In this chapter we find Joseph finally making peace with his brothers. It is a terribly emotional scene, full of tears and embraces. Verse 15 tells us that after Joseph reveals who he is and spends time kissing them and weeping with them, his brothers “talked with him awhile”. I’m sure that was a long conversation, full of admissions of guilt, repentance and the acknowledgment that it has been way too long. Finally, when the baggage is completely unpacked, they become brothers again and there’s a lot of catching up to do. Joseph hears about the wives, sons and daughters of each one, about who is the better farmer or hunter, and what the old town looks like today. It is a joyous occasion and one that wouldn’t be possible without the power of forgiveness.
I have to admit as I read this that it became more real to me than ever before. Of course, as we get older and grow in knowledge of God’s Word, different passages that we haven’t read in a while take on a whole new life. Perhaps for me, it is simply because I have brothers who live far away and every time we get together it is a joyous occasion. We truly celebrate what it means to be husbands and fathers and what it takes to lead in our homes. We affirm each other’s success and admire how each other has grown. All of these emotions are so accessible in this story and I can only imagine how Joseph has longed for this moment…how he has dreamed about it, and how he probably never thought it would ever be possible.
Amidst all of this, I see something that is speaking to me as a leader. While I do believe that we can’t put leaders up on pedestals, I believe that leaders have to hold themselves accountable. We simply have to be the ones to step out in faith first. The way I see Joseph doing this is in how he forgives his brothers. What he essentially says is, “thank you for your apology, but please don’t lose anymore sleep over it. Rather, join me in celebrating because it is obvious that this was a part of God’s plan to bless all of us in a time of great hardship.”
Now, I don’t know if he actually felt like that. I’m inclined to believe that he could have and probably did still have some very real hurt deep inside that was always in danger of bubbling to the surface. However, realizing the great influence inherent in his position, he must have recognized that in order to get beyond it, someone was going to have to make a gesture toward the other. A great gulf, caused by his brother’s actions, still existed between them, and the one who was offended (Joseph) realized that the only chance of true reconciliation with them was for him to step into that space and bridge the gap.
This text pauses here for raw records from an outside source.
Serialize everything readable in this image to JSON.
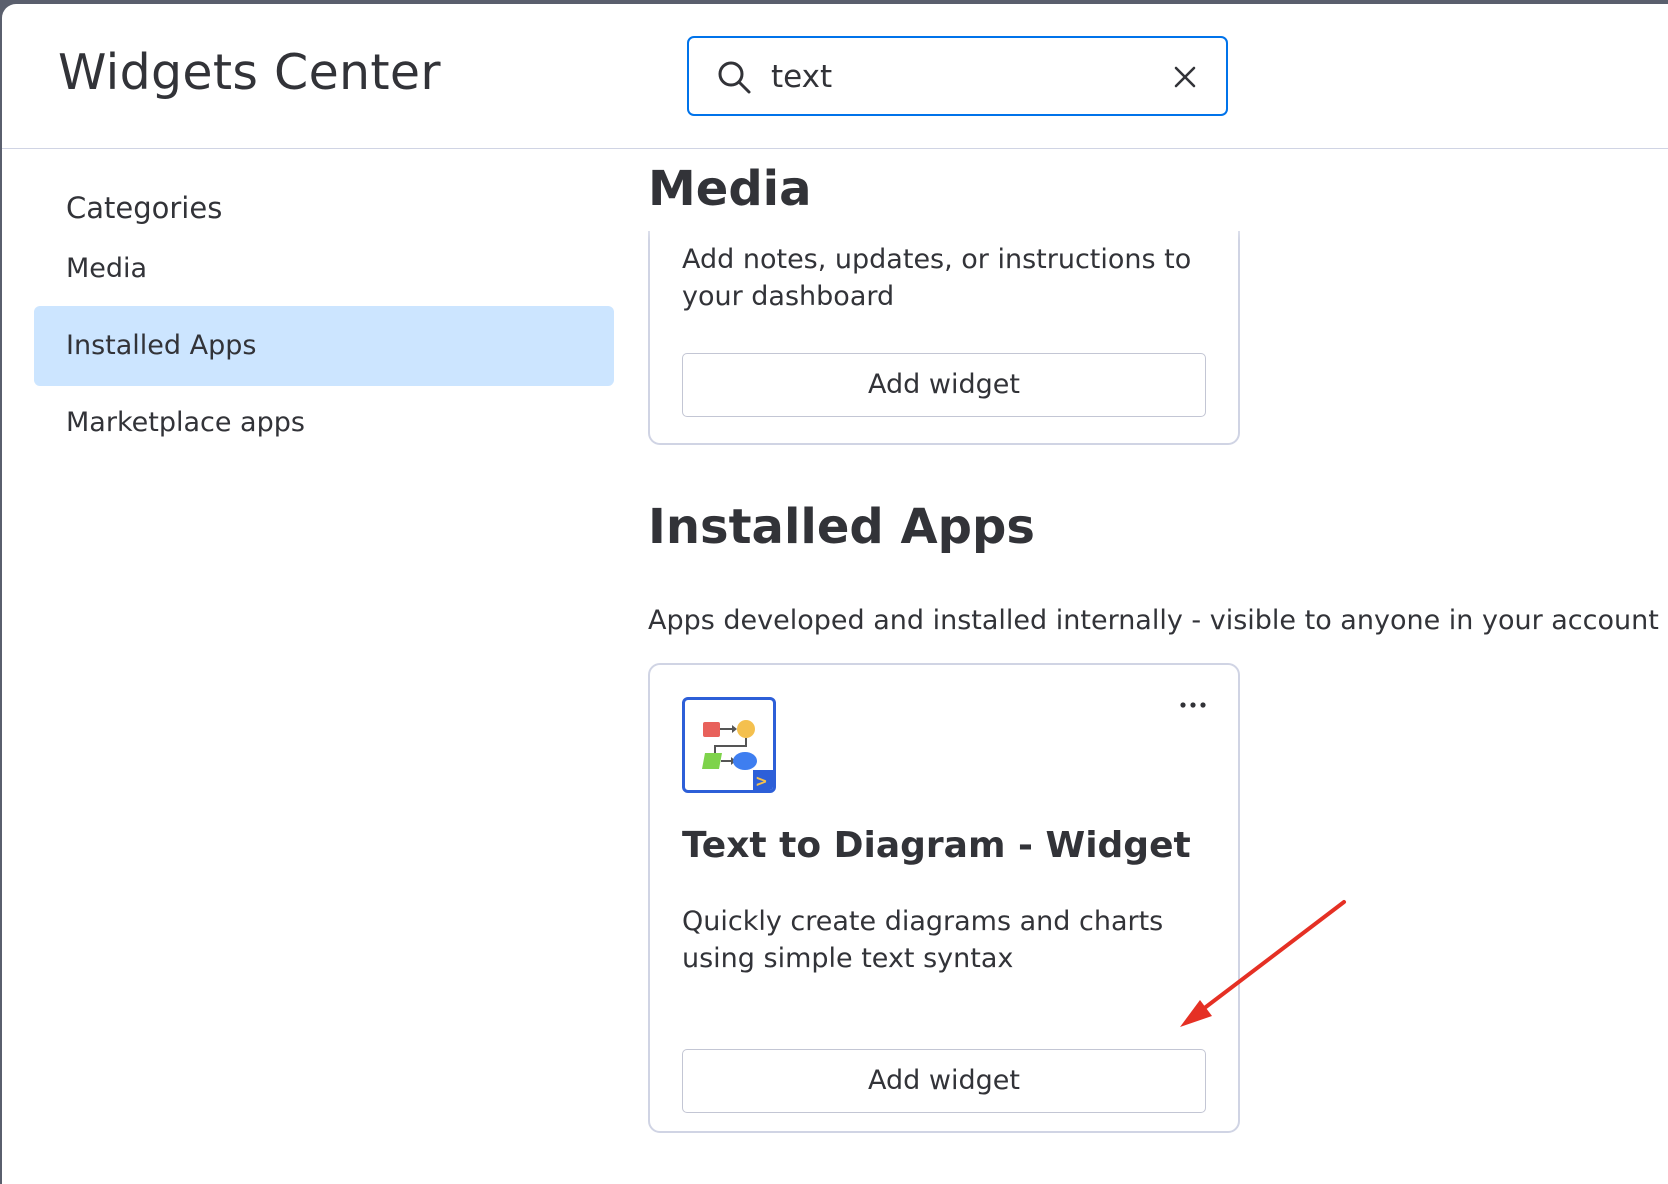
{
  "header": {
    "title": "Widgets Center",
    "search": {
      "value": "text",
      "search_icon": "search-icon",
      "clear_icon": "close-icon"
    }
  },
  "sidebar": {
    "heading": "Categories",
    "items": [
      {
        "label": "Media",
        "selected": false
      },
      {
        "label": "Installed Apps",
        "selected": true
      },
      {
        "label": "Marketplace apps",
        "selected": false
      }
    ]
  },
  "sections": {
    "media": {
      "title": "Media",
      "card": {
        "description": "Add notes, updates, or instructions to your dashboard",
        "button_label": "Add widget"
      }
    },
    "installed_apps": {
      "title": "Installed Apps",
      "description": "Apps developed and installed internally - visible to anyone in your account",
      "card": {
        "icon": "flowchart-app-icon",
        "title": "Text to Diagram - Widget",
        "description": "Quickly create diagrams and charts using simple text syntax",
        "button_label": "Add widget",
        "menu_icon": "more-options-icon"
      }
    }
  },
  "colors": {
    "accent": "#0073ea",
    "selected_bg": "#cce5ff",
    "border": "#d0d4e4",
    "annotation": "#e53024"
  }
}
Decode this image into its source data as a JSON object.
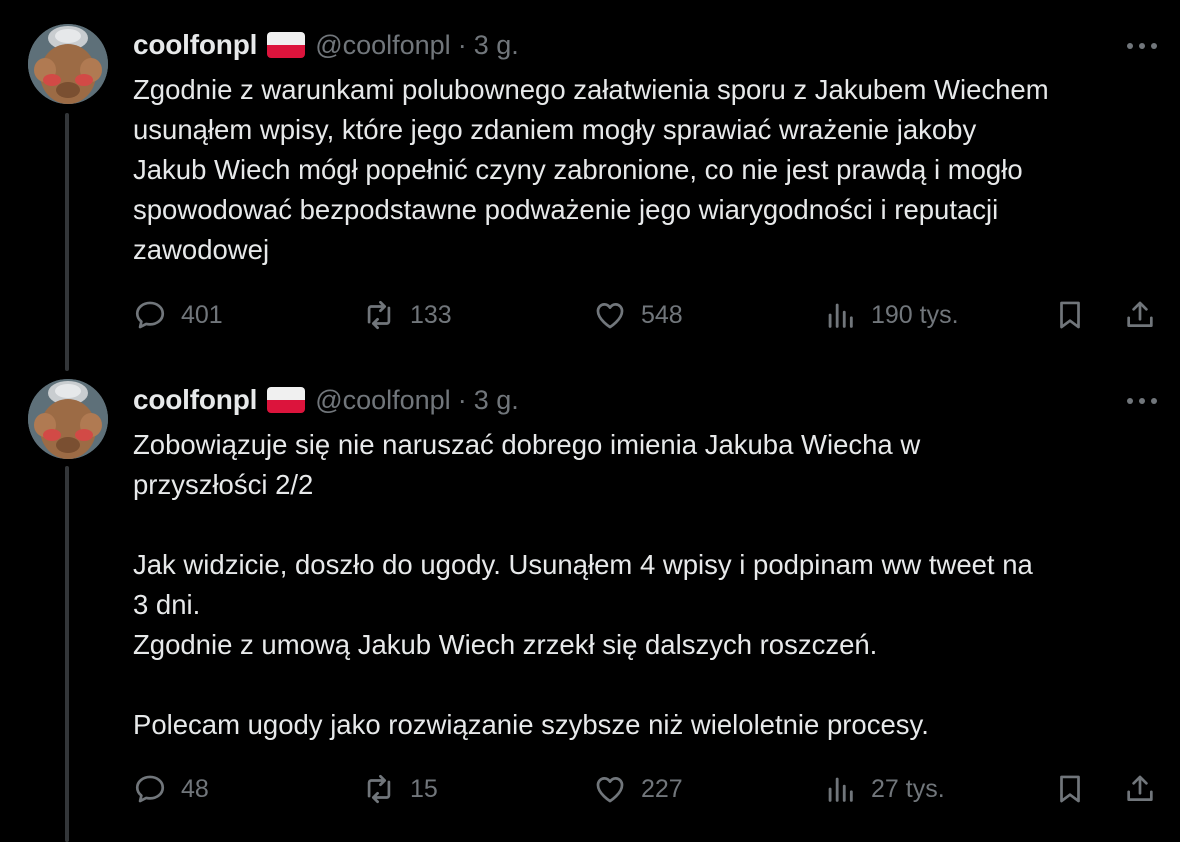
{
  "tweets": [
    {
      "name": "coolfonpl",
      "handle": "@coolfonpl",
      "separator": "·",
      "time": "3 g.",
      "text": [
        "Zgodnie z warunkami polubownego załatwienia sporu z Jakubem Wiechem",
        "usunąłem wpisy, które jego zdaniem mogły sprawiać wrażenie jakoby",
        "Jakub Wiech mógł popełnić czyny zabronione, co nie jest prawdą i mogło",
        "spowodować bezpodstawne podważenie jego wiarygodności i reputacji",
        "zawodowej"
      ],
      "replies": "401",
      "reposts": "133",
      "likes": "548",
      "views": "190 tys."
    },
    {
      "name": "coolfonpl",
      "handle": "@coolfonpl",
      "separator": "·",
      "time": "3 g.",
      "text": [
        "Zobowiązuje się nie naruszać dobrego imienia Jakuba Wiecha w",
        "przyszłości 2/2",
        "",
        "Jak widzicie, doszło do ugody. Usunąłem 4 wpisy i podpinam ww tweet na",
        "3 dni.",
        "Zgodnie z umową Jakub Wiech zrzekł się dalszych roszczeń.",
        "",
        "Polecam ugody jako rozwiązanie szybsze niż wieloletnie procesy."
      ],
      "replies": "48",
      "reposts": "15",
      "likes": "227",
      "views": "27 tys."
    }
  ],
  "icons": {
    "reply": "reply-icon",
    "repost": "repost-icon",
    "like": "heart-icon",
    "views": "views-icon",
    "bookmark": "bookmark-icon",
    "share": "share-icon",
    "more": "more-icon",
    "flag": "poland-flag-icon"
  },
  "colors": {
    "background": "#000000",
    "text": "#e7e9ea",
    "secondary": "#71767b",
    "thread_line": "#333639"
  }
}
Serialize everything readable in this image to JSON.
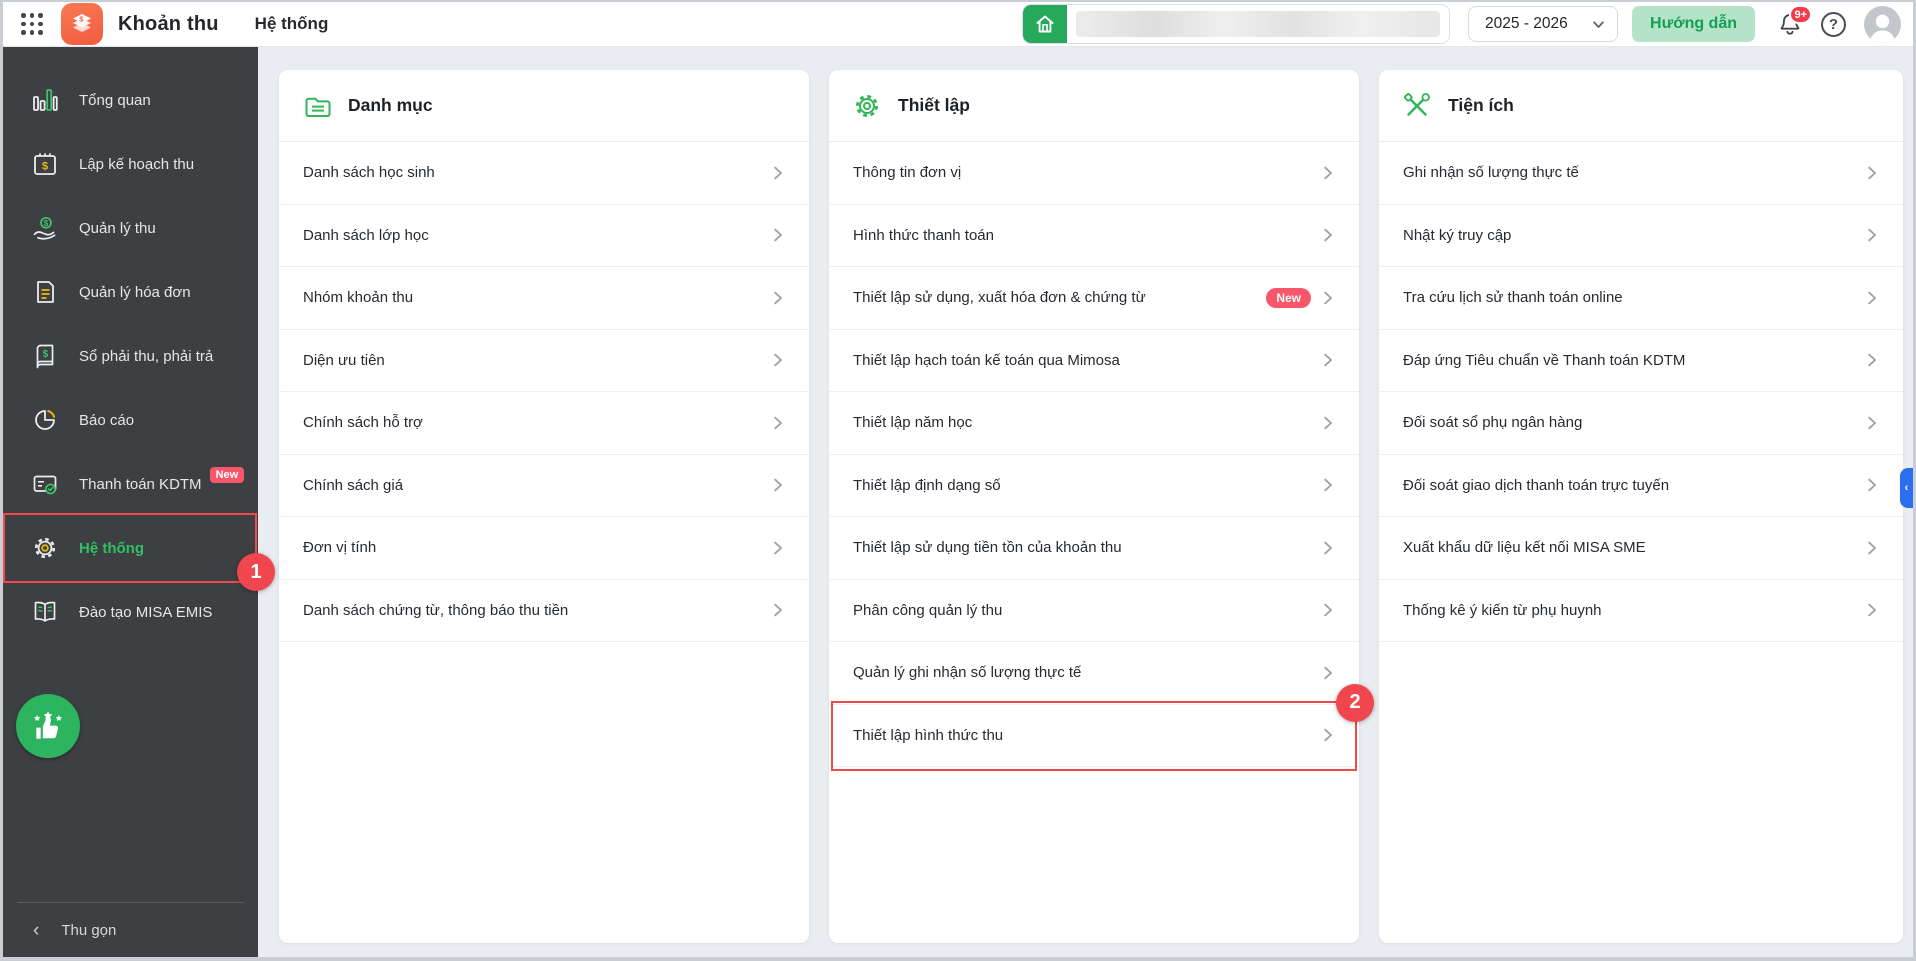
{
  "header": {
    "app_title": "Khoản thu",
    "breadcrumb": "Hệ thống",
    "school_year": "2025 - 2026",
    "guide_button": "Hướng dẫn",
    "notification_badge": "9+",
    "help_symbol": "?"
  },
  "colors": {
    "brand_green": "#2DB45F",
    "logo_orange": "#F4694A",
    "annotation_red": "#F04B4B",
    "new_badge_red": "#F8566A",
    "sidebar_bg": "#3D3F42",
    "main_bg": "#E9ECF1",
    "active_item_green": "#31C065"
  },
  "sidebar": {
    "items": [
      {
        "label": "Tổng quan",
        "icon": "bar-chart"
      },
      {
        "label": "Lập kế hoạch thu",
        "icon": "calendar-dollar"
      },
      {
        "label": "Quản lý thu",
        "icon": "hand-coin"
      },
      {
        "label": "Quản lý hóa đơn",
        "icon": "invoice"
      },
      {
        "label": "Sổ phải thu, phải trả",
        "icon": "ledger"
      },
      {
        "label": "Báo cáo",
        "icon": "pie-chart"
      },
      {
        "label": "Thanh toán KDTM",
        "icon": "card-check",
        "badge": "New"
      },
      {
        "label": "Hệ thống",
        "icon": "gear",
        "active": true,
        "annotation": "1"
      },
      {
        "label": "Đào tạo MISA EMIS",
        "icon": "open-book"
      }
    ],
    "collapse_label": "Thu gọn"
  },
  "columns": [
    {
      "title": "Danh mục",
      "icon": "folder",
      "items": [
        {
          "label": "Danh sách học sinh"
        },
        {
          "label": "Danh sách lớp học"
        },
        {
          "label": "Nhóm khoản thu"
        },
        {
          "label": "Diện ưu tiên"
        },
        {
          "label": "Chính sách hỗ trợ"
        },
        {
          "label": "Chính sách giá"
        },
        {
          "label": "Đơn vị tính"
        },
        {
          "label": "Danh sách chứng từ, thông báo thu tiền"
        }
      ]
    },
    {
      "title": "Thiết lập",
      "icon": "gear",
      "items": [
        {
          "label": "Thông tin đơn vị"
        },
        {
          "label": "Hình thức thanh toán"
        },
        {
          "label": "Thiết lập sử dụng, xuất hóa đơn & chứng từ",
          "badge": "New"
        },
        {
          "label": "Thiết lập hạch toán kế toán qua Mimosa"
        },
        {
          "label": "Thiết lập năm học"
        },
        {
          "label": "Thiết lập định dạng số"
        },
        {
          "label": "Thiết lập sử dụng tiền tồn của khoản thu"
        },
        {
          "label": "Phân công quản lý thu"
        },
        {
          "label": "Quản lý ghi nhận số lượng thực tế"
        },
        {
          "label": "Thiết lập hình thức thu",
          "annotation": "2"
        }
      ]
    },
    {
      "title": "Tiện ích",
      "icon": "tools",
      "items": [
        {
          "label": "Ghi nhận số lượng thực tế"
        },
        {
          "label": "Nhật ký truy cập"
        },
        {
          "label": "Tra cứu lịch sử thanh toán online"
        },
        {
          "label": "Đáp ứng Tiêu chuẩn về Thanh toán KDTM"
        },
        {
          "label": "Đối soát sổ phụ ngân hàng"
        },
        {
          "label": "Đối soát giao dịch thanh toán trực tuyến"
        },
        {
          "label": "Xuất khẩu dữ liệu kết nối MISA SME"
        },
        {
          "label": "Thống kê ý kiến từ phụ huynh"
        }
      ]
    }
  ],
  "annotations": {
    "step1": "1",
    "step2": "2"
  }
}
The connection to what Christ did for us in reconciling himself to us is obvious, but perhaps not so obvious is the leadership that is shown in Joseph. It may seem like I’m grasping at straws, but I can’t get over this one verse…
Then he sent his brothers away, and as they departed, he said to them, “Do not quarrel on the way.”
I find that to be so amazing because in the midst of an episode where Joseph could have excused himself from the responsibility of fixing everybody’s lives for one day, he recognizes something in his brothers: they still fight all the time. They still argue and it disrupts their unity. Joseph, recognizing this, realizes that in that moment, he needs to use his new-found influence with them to help them. In fact, I would suggest that a part of the reason for his forgiveness is so that he can earn the right to speak into their lives. By removing the barrier between them, he earns enough leverage to be able to help them with a problem that has gone on for too long. In this moment, Joseph quickly moves from the position of martyr to that of a spiritual father because he is a leader, and leaders always step up. When the going gets tough, leaders always stand in the gap.
I am in awe of this man and am challenged by his behavior. What grace must have been afforded to him and what humility must be in his possession. If I am to ever imagine playing on that kind of level, I have to fully internalize one very central idea: it’s not about me. Guess what? It’s not about you. It’s about God and his glory and we have a part to play in that. Whether you’re a leader or not, God is looking for people to stand in the gap. It’s how healing happens. Jesus modeled it on the cross and said, “if anyone wants to be my disciple, he must deny themselves and take up their cross and follow me.” (Matthew 16:24) In short, it’s what followers of Christ do. Freely we have received, and freely we give. Freely we forgive, because freely we have been forgiven.